* _WHAT YOU HAVE TO DO_
Some lines in the entries contain the word "icon". Copy all of them.

* _DATA IN THIS EXERCISE_
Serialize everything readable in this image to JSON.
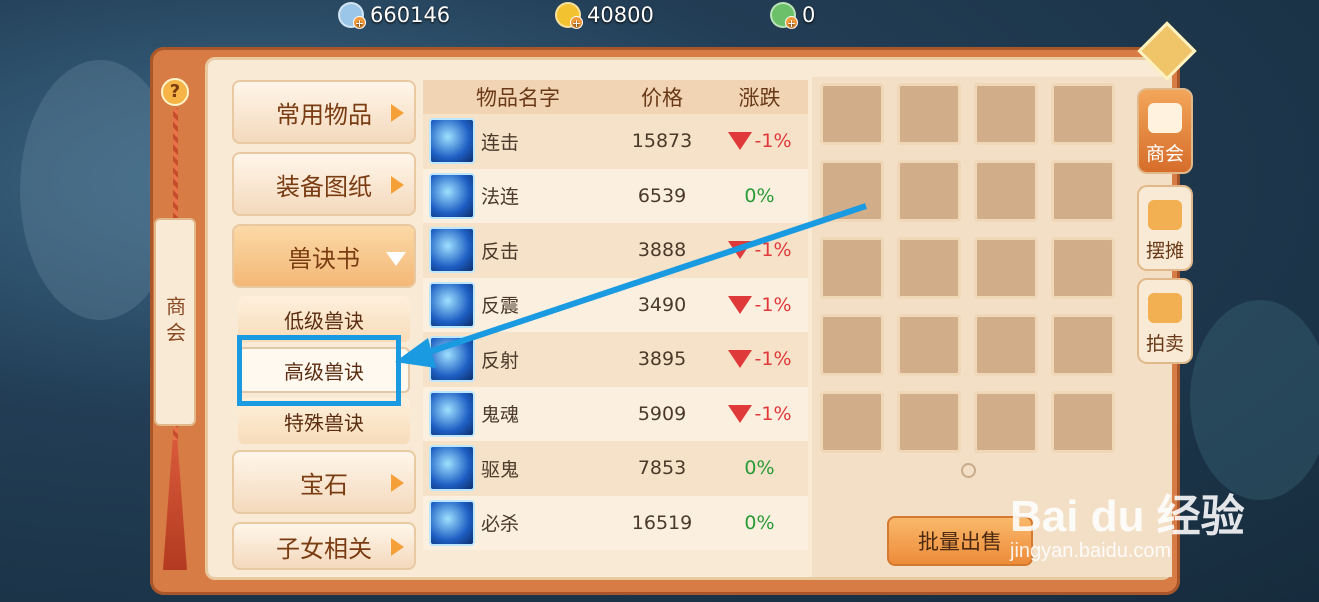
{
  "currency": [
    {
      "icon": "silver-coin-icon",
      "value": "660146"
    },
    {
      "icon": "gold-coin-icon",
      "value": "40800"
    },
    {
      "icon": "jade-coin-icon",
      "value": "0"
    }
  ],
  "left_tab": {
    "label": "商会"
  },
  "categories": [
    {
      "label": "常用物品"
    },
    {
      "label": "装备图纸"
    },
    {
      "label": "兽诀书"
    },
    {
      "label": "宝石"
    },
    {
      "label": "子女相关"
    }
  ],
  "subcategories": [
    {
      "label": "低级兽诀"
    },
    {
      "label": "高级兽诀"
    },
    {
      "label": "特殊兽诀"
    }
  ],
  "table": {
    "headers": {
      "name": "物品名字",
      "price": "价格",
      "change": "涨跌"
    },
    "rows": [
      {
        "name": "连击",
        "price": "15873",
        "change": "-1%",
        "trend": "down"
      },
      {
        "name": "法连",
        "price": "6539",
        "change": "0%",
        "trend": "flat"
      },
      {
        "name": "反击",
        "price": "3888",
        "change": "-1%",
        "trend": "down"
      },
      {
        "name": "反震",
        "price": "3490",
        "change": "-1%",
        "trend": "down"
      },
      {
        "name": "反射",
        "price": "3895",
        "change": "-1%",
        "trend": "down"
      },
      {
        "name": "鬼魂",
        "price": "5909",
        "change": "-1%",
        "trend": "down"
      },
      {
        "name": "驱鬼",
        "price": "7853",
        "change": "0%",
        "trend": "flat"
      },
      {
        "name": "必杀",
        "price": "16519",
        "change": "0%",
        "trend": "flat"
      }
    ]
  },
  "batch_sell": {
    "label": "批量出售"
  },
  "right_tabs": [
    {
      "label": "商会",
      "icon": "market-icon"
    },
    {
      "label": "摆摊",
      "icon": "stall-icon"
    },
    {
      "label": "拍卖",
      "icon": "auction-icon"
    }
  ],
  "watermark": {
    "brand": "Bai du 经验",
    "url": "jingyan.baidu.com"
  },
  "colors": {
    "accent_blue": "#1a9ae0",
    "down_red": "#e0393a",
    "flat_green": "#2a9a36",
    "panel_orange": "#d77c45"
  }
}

* _RESPONSE TO THE TASK_
      "icon": "silver-coin-icon",
      "icon": "gold-coin-icon",
      "icon": "jade-coin-icon",
      "icon": "market-icon"
      "icon": "stall-icon"
      "icon": "auction-icon"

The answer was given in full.